This is an exhibition I had wanted to see for long time, but sadly when I did get to visit I was a little disappointed. The exhibition didn’t feel very well curated and a bit haphazard. It was very small and I feel should have been more focused, but instead covered such a broad spectrum of subjects but none in any great detail which was such a shame. Given that this exhibition was going to be small I feel that it would have been a more engaging experience to explore the history of death in the UK in greater detail.
The exhibition claimed to be a step towards breaking the taboo and silence around death that we in the West have developed, because of our overly clinical and hidden way of dealing with our dead. Yet within one of the first stages of the exhibition most of the facts were hidden from view behind draws and doors which seemed to me to perpetuate this whole phenomenon.
There were some really interesting sections though, mostly in the ‘human remains’ section of the exhibition.

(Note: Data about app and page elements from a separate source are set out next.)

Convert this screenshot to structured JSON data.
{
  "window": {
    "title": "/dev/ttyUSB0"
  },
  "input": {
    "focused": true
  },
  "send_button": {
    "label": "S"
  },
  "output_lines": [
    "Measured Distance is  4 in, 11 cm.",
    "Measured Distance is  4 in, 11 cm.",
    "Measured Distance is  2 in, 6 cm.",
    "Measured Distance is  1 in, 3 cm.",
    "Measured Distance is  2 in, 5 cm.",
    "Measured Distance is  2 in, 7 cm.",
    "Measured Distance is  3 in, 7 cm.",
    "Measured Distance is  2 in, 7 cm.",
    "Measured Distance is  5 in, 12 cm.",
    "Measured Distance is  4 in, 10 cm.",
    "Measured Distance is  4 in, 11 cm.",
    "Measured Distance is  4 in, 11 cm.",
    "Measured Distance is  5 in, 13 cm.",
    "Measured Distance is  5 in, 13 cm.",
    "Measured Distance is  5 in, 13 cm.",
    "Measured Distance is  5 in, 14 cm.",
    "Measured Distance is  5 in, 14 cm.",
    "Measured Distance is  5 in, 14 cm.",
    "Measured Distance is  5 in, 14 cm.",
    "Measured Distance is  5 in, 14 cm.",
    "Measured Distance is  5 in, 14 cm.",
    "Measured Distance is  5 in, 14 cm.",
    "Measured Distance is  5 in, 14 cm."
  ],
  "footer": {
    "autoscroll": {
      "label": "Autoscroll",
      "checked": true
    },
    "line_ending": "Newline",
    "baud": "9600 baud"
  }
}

I was lucky to have visited the Smrt exhibition in Prague last year, so perhaps I have been spoilt. It too attempted to confront our modern attitudes, but it really did a fantastic job of addressing every aspect through history and appoached the subject comprehensively.